I’ve been a little silent on the blog here lately. If you know me, you probably know that my mom died on August 3. Over the past several months I’ve traveled out to California several times to be with her, knowing that every time could be the last. Thus, I just haven’t been in the mood to do a lot of writing.
Grief is a funny thing. If you’ve lost someone you know that you can be perfectly fine one minute, and a total mess the next. But, I’m grateful for the time I was able to spend with her and even in these few short weeks I’ve found myself thinking, “Oh, I should call mom and tell her this story about the grandkids. She’ll find it funny.” Now, whom do I tell them to? Surely there’s someone who wants to hear my funny stories. If you’d like to volunteer for the position of funny story listener, let me know.

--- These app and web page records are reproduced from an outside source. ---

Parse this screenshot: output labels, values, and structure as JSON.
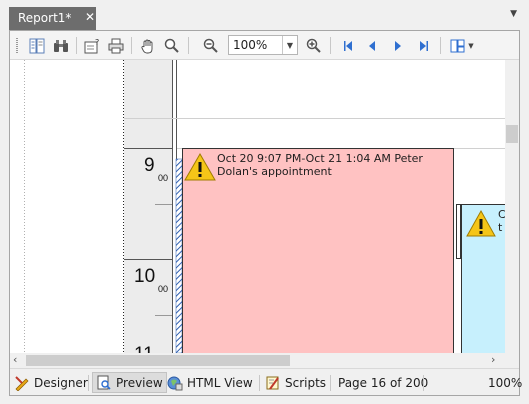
{
  "tab": {
    "title": "Report1*",
    "close": "✕",
    "dropdown": "▼"
  },
  "toolbar": {
    "zoom_value": "100%",
    "buttons": [
      "document-map",
      "search",
      "page-setup",
      "print",
      "hand-tool",
      "magnifier",
      "zoom-out",
      "zoom-in",
      "first-page",
      "previous-page",
      "next-page",
      "last-page",
      "multiple-pages"
    ]
  },
  "scheduler": {
    "hours": [
      {
        "hour": "9",
        "minutes": "00"
      },
      {
        "hour": "10",
        "minutes": "00"
      },
      {
        "hour": "11",
        "minutes": ""
      }
    ],
    "appointment1": {
      "text": "Oct 20 9:07 PM-Oct 21 1:04 AM Peter Dolan's appointment",
      "color": "#ffc2c2"
    },
    "appointment2": {
      "text": "C t",
      "color": "#c7f0fd"
    }
  },
  "statusbar": {
    "designer": "Designer",
    "preview": "Preview",
    "html_view": "HTML View",
    "scripts": "Scripts",
    "page_info": "Page 16 of 200",
    "zoom": "100%"
  },
  "scroll": {
    "left": "‹",
    "right": "›"
  }
}
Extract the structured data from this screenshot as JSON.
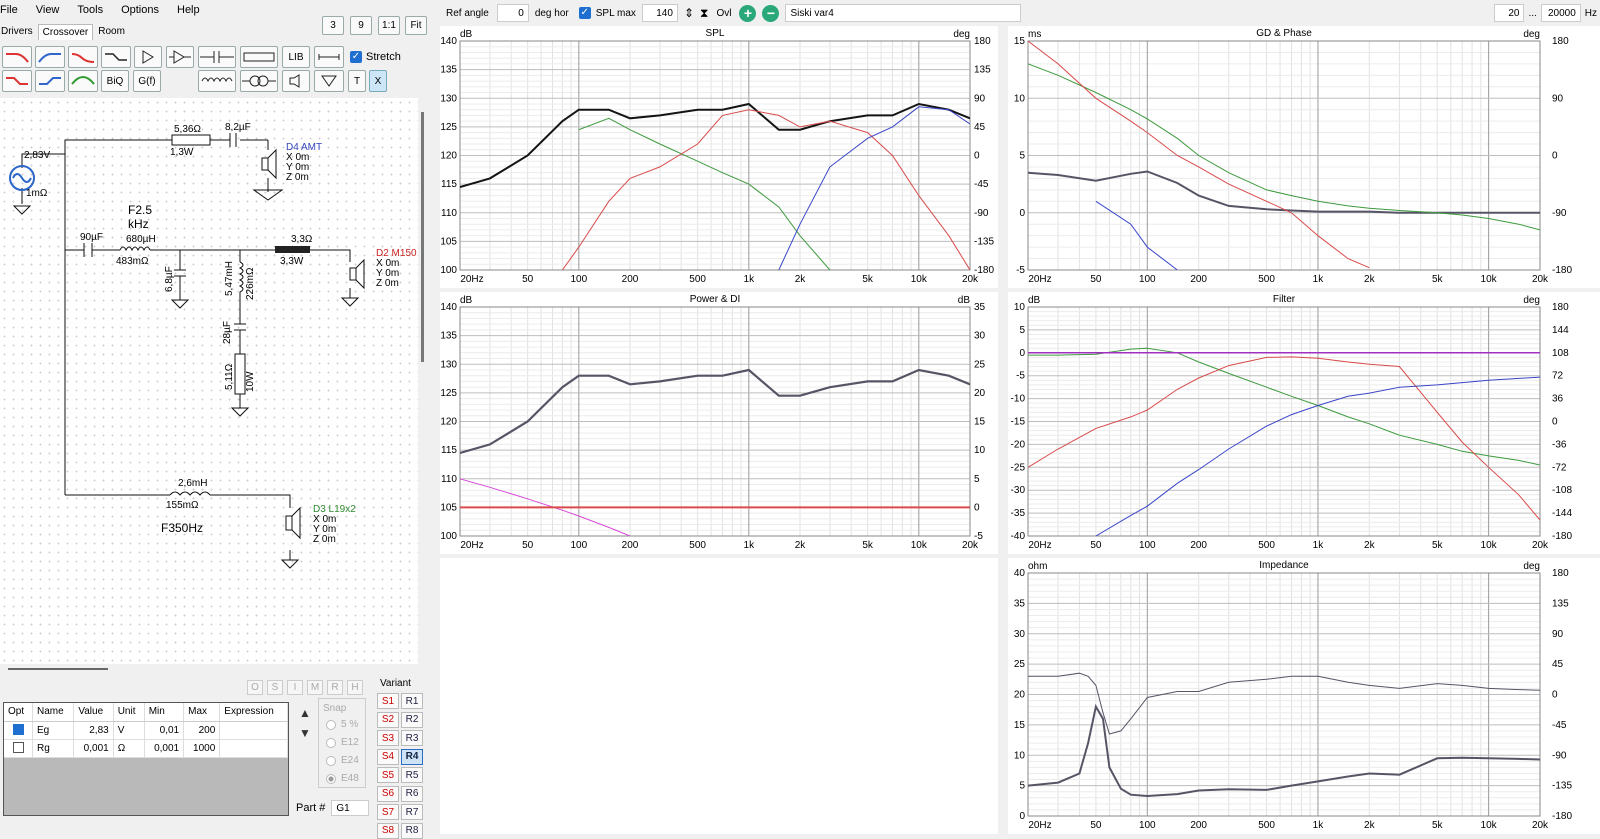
{
  "menu": [
    "File",
    "View",
    "Tools",
    "Options",
    "Help"
  ],
  "tabs": [
    "Drivers",
    "Crossover",
    "Room"
  ],
  "zoom_buttons": [
    "3",
    "9",
    "1:1",
    "Fit"
  ],
  "toolbar": {
    "lib": "LIB",
    "stretch": "Stretch",
    "biq": "BiQ",
    "gf": "G(f)",
    "t": "T",
    "x": "X"
  },
  "top": {
    "ref_angle_label": "Ref angle",
    "ref_angle_value": "0",
    "deg_hor": "deg hor",
    "spl_max_label": "SPL max",
    "spl_max_value": "140",
    "ovl": "Ovl",
    "project_name": "Siski var4",
    "f_min": "20",
    "dots": "...",
    "f_max": "20000",
    "hz": "Hz"
  },
  "schematic": {
    "source_voltage": "2,83V",
    "source_r": "1mΩ",
    "r1": "5,36Ω",
    "r1w": "1,3W",
    "c1": "8,2µF",
    "d4": {
      "name": "D4 AMT",
      "x": "X 0m",
      "y": "Y 0m",
      "z": "Z 0m"
    },
    "f25a": "F2.5",
    "f25b": "kHz",
    "c2": "90µF",
    "l1": "680µH",
    "l1r": "483mΩ",
    "r2": "3,3Ω",
    "r2w": "3,3W",
    "c3": "6,8µF",
    "l2": "5,47mH",
    "l2r": "226mΩ",
    "c4": "28µF",
    "r3": "5,11Ω",
    "r3w": "10W",
    "d2": {
      "name": "D2 M150",
      "x": "X 0m",
      "y": "Y 0m",
      "z": "Z 0m"
    },
    "l3": "2,6mH",
    "l3r": "155mΩ",
    "f350": "F350Hz",
    "d3": {
      "name": "D3 L19x2",
      "x": "X 0m",
      "y": "Y 0m",
      "z": "Z 0m"
    }
  },
  "chips": [
    "O",
    "S",
    "I",
    "M",
    "R",
    "H"
  ],
  "params": {
    "headers": [
      "Opt",
      "Name",
      "Value",
      "Unit",
      "Min",
      "Max",
      "Expression"
    ],
    "rows": [
      {
        "opt": true,
        "name": "Eg",
        "value": "2,83",
        "unit": "V",
        "min": "0,01",
        "max": "200",
        "expr": ""
      },
      {
        "opt": false,
        "name": "Rg",
        "value": "0,001",
        "unit": "Ω",
        "min": "0,001",
        "max": "1000",
        "expr": ""
      }
    ]
  },
  "snap": {
    "label": "Snap",
    "options": [
      "5 %",
      "E12",
      "E24",
      "E48"
    ],
    "selected": "E48"
  },
  "variant": {
    "label": "Variant",
    "s": [
      "S1",
      "S2",
      "S3",
      "S4",
      "S5",
      "S6",
      "S7",
      "S8"
    ],
    "r": [
      "R1",
      "R2",
      "R3",
      "R4",
      "R5",
      "R6",
      "R7",
      "R8"
    ],
    "selected": "R4"
  },
  "part": {
    "label": "Part #",
    "value": "G1"
  },
  "colors": {
    "black": "#141414",
    "green": "#3d9a3d",
    "red": "#d94a4a",
    "blue": "#3845c8",
    "gray": "#555566",
    "magenta": "#d84ad8",
    "purple": "#a030c0"
  },
  "xticks": [
    "20Hz",
    "50",
    "100",
    "200",
    "500",
    "1k",
    "2k",
    "5k",
    "10k",
    "20k"
  ],
  "chart_data": [
    {
      "type": "line",
      "title": "SPL",
      "ylabel_left": "dB",
      "ylabel_right": "deg",
      "ylim": [
        100,
        140
      ],
      "ylim_right": [
        -180,
        180
      ],
      "yticks": [
        "140",
        "135",
        "130",
        "125",
        "120",
        "115",
        "110",
        "105",
        "100"
      ],
      "yticks_right": [
        "180",
        "135",
        "90",
        "45",
        "0",
        "-45",
        "-90",
        "-135",
        "-180"
      ],
      "x": [
        20,
        30,
        50,
        80,
        100,
        150,
        200,
        300,
        500,
        700,
        1000,
        1500,
        2000,
        3000,
        5000,
        7000,
        10000,
        15000,
        20000
      ],
      "series": [
        {
          "values": [
            114.5,
            116,
            120,
            126,
            128,
            128,
            126.5,
            127,
            128,
            128,
            129,
            124.5,
            124.5,
            126,
            127,
            127,
            129,
            128,
            126.5
          ]
        },
        {
          "values": [
            null,
            null,
            null,
            null,
            124.5,
            126.5,
            124.5,
            122,
            119,
            117,
            115,
            111,
            106,
            100,
            null,
            null,
            null,
            null,
            null
          ]
        },
        {
          "values": [
            null,
            null,
            null,
            100,
            104,
            112,
            116,
            118,
            122,
            127,
            128,
            127,
            125,
            126,
            124,
            120,
            113,
            106,
            100
          ]
        },
        {
          "values": [
            null,
            null,
            null,
            null,
            null,
            null,
            null,
            null,
            null,
            null,
            null,
            100,
            108,
            118,
            123,
            125,
            128.5,
            128,
            125.5
          ]
        }
      ]
    },
    {
      "type": "line",
      "title": "GD & Phase",
      "ylabel_left": "ms",
      "ylabel_right": "deg",
      "ylim": [
        -5,
        15
      ],
      "ylim_right": [
        -180,
        180
      ],
      "yticks": [
        "15",
        "10",
        "5",
        "0",
        "-5"
      ],
      "yticks_right": [
        "180",
        "90",
        "0",
        "-90",
        "-180"
      ],
      "x": [
        20,
        30,
        50,
        80,
        100,
        150,
        200,
        300,
        500,
        700,
        1000,
        1500,
        2000,
        3000,
        5000,
        7000,
        10000,
        15000,
        20000
      ],
      "series": [
        {
          "values": [
            3.5,
            3.3,
            2.8,
            3.4,
            3.6,
            2.6,
            1.5,
            0.6,
            0.3,
            0.2,
            0.1,
            0.1,
            0.1,
            0.0,
            0.0,
            0.0,
            0.0,
            0.0,
            0.0
          ]
        },
        {
          "values": [
            13,
            12,
            10.5,
            9,
            8.2,
            6.5,
            5,
            3.5,
            2,
            1.5,
            1,
            0.6,
            0.4,
            0.2,
            0,
            -0.2,
            -0.5,
            -1,
            -1.5
          ]
        },
        {
          "values": [
            15,
            13,
            10,
            8,
            7,
            5,
            4,
            2.5,
            1,
            0,
            -2,
            -4,
            -4.8,
            null,
            null,
            null,
            null,
            null,
            null
          ]
        },
        {
          "values": [
            null,
            null,
            1,
            -1,
            -3,
            -5,
            null,
            null,
            null,
            null,
            null,
            null,
            null,
            null,
            null,
            null,
            null,
            null,
            null
          ]
        }
      ]
    },
    {
      "type": "line",
      "title": "Power & DI",
      "ylabel_left": "dB",
      "ylabel_right": "dB",
      "ylim": [
        100,
        140
      ],
      "ylim_right": [
        -5,
        35
      ],
      "yticks": [
        "140",
        "135",
        "130",
        "125",
        "120",
        "115",
        "110",
        "105",
        "100"
      ],
      "yticks_right": [
        "35",
        "30",
        "25",
        "20",
        "15",
        "10",
        "5",
        "0",
        "-5"
      ],
      "x": [
        20,
        30,
        50,
        80,
        100,
        150,
        200,
        300,
        500,
        700,
        1000,
        1500,
        2000,
        3000,
        5000,
        7000,
        10000,
        15000,
        20000
      ],
      "series": [
        {
          "values": [
            114.5,
            116,
            120,
            126,
            128,
            128,
            126.5,
            127,
            128,
            128,
            129,
            124.5,
            124.5,
            126,
            127,
            127,
            129,
            128,
            126.5
          ]
        },
        {
          "values": [
            110,
            108.5,
            106.5,
            104.5,
            103.5,
            101.5,
            100,
            null,
            null,
            null,
            null,
            null,
            null,
            null,
            null,
            null,
            null,
            null,
            null
          ]
        },
        {
          "values": [
            105,
            105,
            105,
            105,
            105,
            105,
            105,
            105,
            105,
            105,
            105,
            105,
            105,
            105,
            105,
            105,
            105,
            105,
            105
          ]
        }
      ]
    },
    {
      "type": "line",
      "title": "Filter",
      "ylabel_left": "dB",
      "ylabel_right": "deg",
      "ylim": [
        -40,
        10
      ],
      "ylim_right": [
        -180,
        180
      ],
      "yticks": [
        "10",
        "5",
        "0",
        "-5",
        "-10",
        "-15",
        "-20",
        "-25",
        "-30",
        "-35",
        "-40"
      ],
      "yticks_right": [
        "180",
        "144",
        "108",
        "72",
        "36",
        "0",
        "-36",
        "-72",
        "-108",
        "-144",
        "-180"
      ],
      "x": [
        20,
        30,
        50,
        80,
        100,
        150,
        200,
        300,
        500,
        700,
        1000,
        1500,
        2000,
        3000,
        5000,
        7000,
        10000,
        15000,
        20000
      ],
      "series": [
        {
          "values": [
            -0.5,
            -0.5,
            -0.3,
            0.8,
            1,
            0,
            -2,
            -4.5,
            -7.5,
            -9.5,
            -11.5,
            -14,
            -15.5,
            -18,
            -20,
            -21.5,
            -22.5,
            -23.5,
            -24.5
          ]
        },
        {
          "values": [
            -25,
            -21,
            -16.5,
            -14,
            -12.5,
            -8,
            -5.5,
            -2.8,
            -1,
            -0.9,
            -1.2,
            -2,
            -2.5,
            -3,
            -13,
            -19.5,
            -25,
            -31,
            -36.5
          ]
        },
        {
          "values": [
            null,
            null,
            -40,
            -35.5,
            -33.5,
            -28.5,
            -25.5,
            -21,
            -16,
            -13.5,
            -11.5,
            -9.5,
            -8.8,
            -7.5,
            -7,
            -6.5,
            -6,
            -5.6,
            -5.3
          ]
        },
        {
          "values": [
            0,
            0,
            0,
            0,
            0,
            0,
            0,
            0,
            0,
            0,
            0,
            0,
            0,
            0,
            0,
            0,
            0,
            0,
            0
          ]
        }
      ]
    },
    {
      "type": "line",
      "title": "Impedance",
      "ylabel_left": "ohm",
      "ylabel_right": "deg",
      "ylim": [
        0,
        40
      ],
      "ylim_right": [
        -180,
        180
      ],
      "yticks": [
        "40",
        "35",
        "30",
        "25",
        "20",
        "15",
        "10",
        "5",
        "0"
      ],
      "yticks_right": [
        "180",
        "135",
        "90",
        "45",
        "0",
        "-45",
        "-90",
        "-135",
        "-180"
      ],
      "x": [
        20,
        30,
        40,
        45,
        50,
        55,
        60,
        70,
        80,
        100,
        150,
        200,
        300,
        500,
        700,
        1000,
        1500,
        2000,
        3000,
        5000,
        7000,
        10000,
        15000,
        20000
      ],
      "series": [
        {
          "values": [
            5,
            5.5,
            7,
            12,
            18,
            16,
            8,
            4.5,
            3.5,
            3.3,
            3.6,
            4.2,
            4.4,
            4.3,
            5,
            5.7,
            6.5,
            7,
            6.8,
            9.5,
            9.6,
            9.5,
            9.4,
            9.3
          ]
        },
        {
          "values": [
            23,
            23,
            23.5,
            23,
            21.5,
            17,
            13.5,
            14,
            16,
            19.5,
            20.5,
            20.5,
            22,
            22.5,
            23,
            23,
            22,
            21.5,
            21,
            21.8,
            21.5,
            21,
            20.8,
            20.7
          ]
        }
      ]
    }
  ]
}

This week I got the sweetest card from one of my mom’s friends. She told me about how when she had just joined the golf club my mom and dad belonged to, my mom made sure to include her in whatever was going on so she could get to know people. She’s not the only one who has told me how my mom helped them get to acquainted and I think it tells you a lot about my mom. She never wanted people to feel left out. I hope I can emulate that trait.
Mom taught me quite a few things actually. She had an indomitable spirit. When life knocked her down, as it did several times, she’d get right back up again. Her sister died when she was just four years old. This made her an only child so my grandparents basically took her wherever they went. My mom told me multiple times about how my grandparents would take her with them to parties and when her parents wanted to leave they’d say, “Marian’s tired, we have to go home.” She’d chime in with, “I’m not tired!” (I’m sure that won her all kinds of points with her father.)
My mom lost her mom just days after she got married. Maybe that’s when she developed her indomitable spirit, because shortly thereafter she picked up and moved with my dad from Kansas City to Los Angeles. Having made a cross country move with my husband I can tell you it’s not easy and I imagine it would be doubly difficult if you didn’t have a mom to call and complain to.
Mom got breast cancer in her 60’s and worked hard at regaining her strength and moving forward. Then she had her knees replaced (one in her 60’s and one in her 80’s). Neither time was fun, but she worked hard at physical therapy and was soon back out on the golf course. She also fell several times in her 80’s and again last fall. Her physical therapist would laugh at how much spunk she had and was amazed at how she’d work to get better. He tried to talk her into a different walker but she wouldn’t hear of it. She liked the one she had and she wasn’t going to change now, thank you very much!
Like I said, my mom never let life’s hard knocks keep her down. It wasn’t even a question.
Mom was also great at games. She played bridge, Mahjong, hand and foot, and Rummikub, usually for money, which she usually won. There is still a bowl of change in her kitchen cupboard that was just a small portion of her winnings. Even my brothers and I could hardly ever beat her.
I was able to be with my mom during her last few days on earth. I’ve never seen someone so happy to be dying. When my brother told her she’d be seeing Dad and Jesus soon she said, “Yeah, that’ll be fun.”
Though I miss my mom terribly, I’m so happy for her. She can walk again, and isn’t in anymore pain. Why would I want to deny her of that perfect joy? I’d just like one more chance to beat her at Rummikub—and tell her thanks for being my mom.